There has been much talk of late about how to address inequalities in healthcare as the NHS tackles the mounting backlog of elective cases. Two important drivers of this conversation are worth thinking about. First, the Government’s manifesto promises on ‘Levelling-up’ provide motivation at senior level to address the problem (or at the least be seen to try). Secondly, the covid pandemic has exposed the variation in services and outcomes across the UK, perhaps more starkly than has been seen since the NHS was founded.  

As always, opportunities and good intentions come with questions and caveats. Much analysis has already been done on the covid statistics to show higher morbidity and mortality in areas of social deprivation. Similarly, as the King’s Fund recently pointed out, waiting times for elective care tend to be above the national average in poorer communities. How then is this situation to be rectified, half a century since the Inverse Care Law was first put forward in the Lancet?

The current backlog now stands at around 5.7 million (slightly larger than the population of Scotland). Estimates vary about how many ‘missing patients’ are out there (those who did not come forward for treatment during the worst of the pandemic and are likely to be more acute as a result), but most agree it’s also in the millions.

The NHS Confederation briefing ‘Building back inclusively - Radical approaches to tackling the elective backlog’ is a good example of how inequality is becoming recognised as a priority. It cites the Inverse Care Law and recognises that the pandemic has made it more applicable than ever. The briefing paper offers some interesting potential solutions, some of which demand a change in thinking that is radical indeed. Not the least of these is advocating a policy of ‘proactively growing the waiting list’ and ‘promoting active waiting.’

How palatable that will be politically, remains to be seen. Finding a clear message for a public all too familiar with the traditional targets – 2 weeks, 18 weeks – may be difficult. Selling a whole new philosophy to those approaching 2 years waiting for surgery, is likely to be even harder.

Desperate situations might not always call for desperate measures, but radical thinking is always worthy of consideration. The alternative is stagnation and a total lack of progress.
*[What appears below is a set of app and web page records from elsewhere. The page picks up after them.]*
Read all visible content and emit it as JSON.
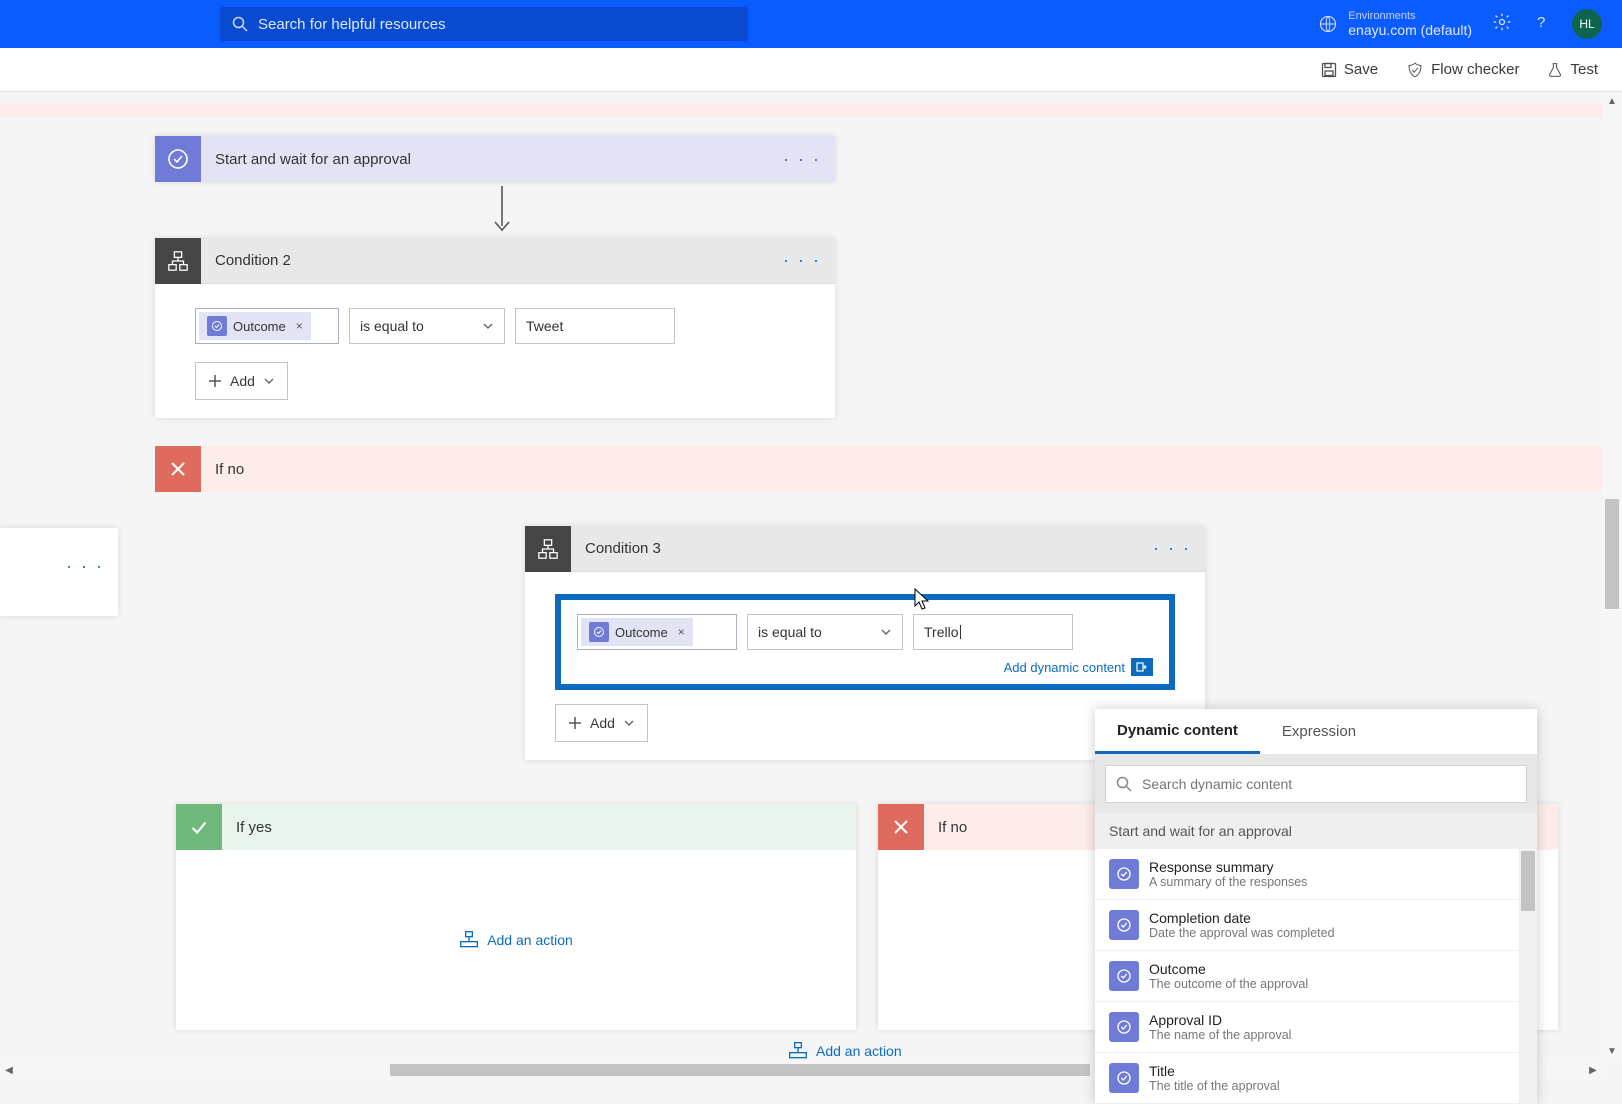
{
  "topbar": {
    "searchPlaceholder": "Search for helpful resources",
    "envLabel": "Environments",
    "envName": "enayu.com (default)",
    "avatar": "HL"
  },
  "cmdbar": {
    "save": "Save",
    "flowChecker": "Flow checker",
    "test": "Test"
  },
  "approvalCard": {
    "title": "Start and wait for an approval"
  },
  "condition2": {
    "title": "Condition 2",
    "tokenLabel": "Outcome",
    "operator": "is equal to",
    "value": "Tweet",
    "addLabel": "Add"
  },
  "ifNoBar": {
    "label": "If no"
  },
  "condition3": {
    "title": "Condition 3",
    "tokenLabel": "Outcome",
    "operator": "is equal to",
    "value": "Trello",
    "addDynamicLink": "Add dynamic content",
    "addLabel": "Add"
  },
  "ifYes2": {
    "label": "If yes",
    "addAction": "Add an action"
  },
  "ifNo2": {
    "label": "If no"
  },
  "bottomAdd": {
    "label": "Add an action"
  },
  "dcPopup": {
    "tabDynamic": "Dynamic content",
    "tabExpression": "Expression",
    "searchPlaceholder": "Search dynamic content",
    "sectionTitle": "Start and wait for an approval",
    "items": [
      {
        "title": "Response summary",
        "desc": "A summary of the responses"
      },
      {
        "title": "Completion date",
        "desc": "Date the approval was completed"
      },
      {
        "title": "Outcome",
        "desc": "The outcome of the approval"
      },
      {
        "title": "Approval ID",
        "desc": "The name of the approval"
      },
      {
        "title": "Title",
        "desc": "The title of the approval"
      }
    ]
  }
}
The NHS Confederation also proposes greater use of early assessment tools, diagnostic hubs and places emphasis on local leadership. The fly in the ointment, as always, is the need for effective joint working between health and social care.

As is usually the case with reforming healthcare, the devil may well be in the detail when it comes to taking a new approach. The ‘how’ is still not clear. Then of course there are the obvious questions: ‘Where will the money come from?’ ‘Where do we find the staff?’ and the awkward ones: ‘what will be the effect in more affluent areas?’ ‘How do we explain to people they will need to wait longer, or travel further, for treatment?’
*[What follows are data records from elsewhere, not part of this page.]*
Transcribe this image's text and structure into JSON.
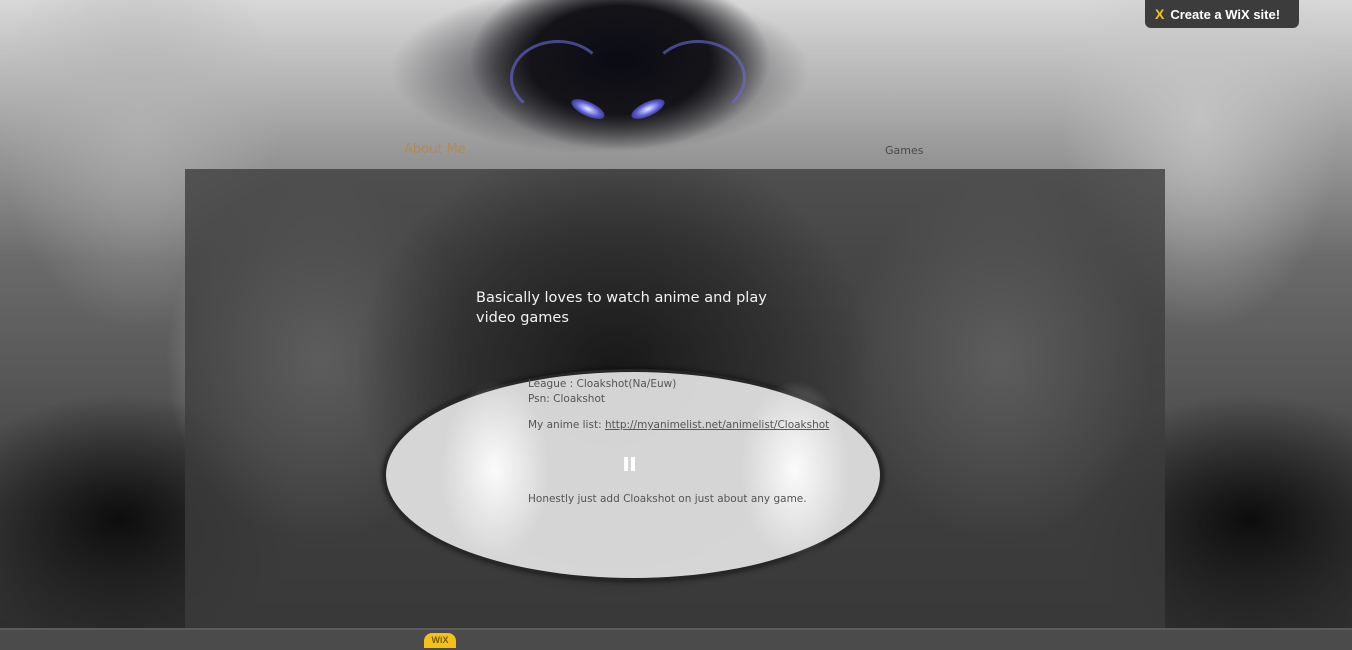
{
  "nav": {
    "about": "About Me",
    "games": "Games"
  },
  "tagline": "Basically loves to watch anime and play video games",
  "profile": {
    "league": "League : Cloakshot(Na/Euw)",
    "psn": "Psn: Cloakshot",
    "anime_prefix": "My anime list: ",
    "anime_link": "http://myanimelist.net/animelist/Cloakshot",
    "note": "Honestly just add Cloakshot on just about any game."
  },
  "wix": {
    "logo": "X",
    "label": "Create a WiX site!"
  },
  "bottom_logo": "WiX",
  "icons": {
    "player": "pause-icon",
    "wix": "wix-logo-icon"
  },
  "colors": {
    "nav_active": "#b08a56",
    "wix_accent": "#f5c518"
  }
}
If the last two years have taught us anything, it is surely that innovation and creative thinking are the way to go. The vaccine roll-out, adoption of telemedicine, and rapid reorganisation of clinical operations have not been achieved without difficulties – and have not been achieved equitably. If we are finally to repeal the Inverse Care Law, radical thinking is surely necessary and radical action vital.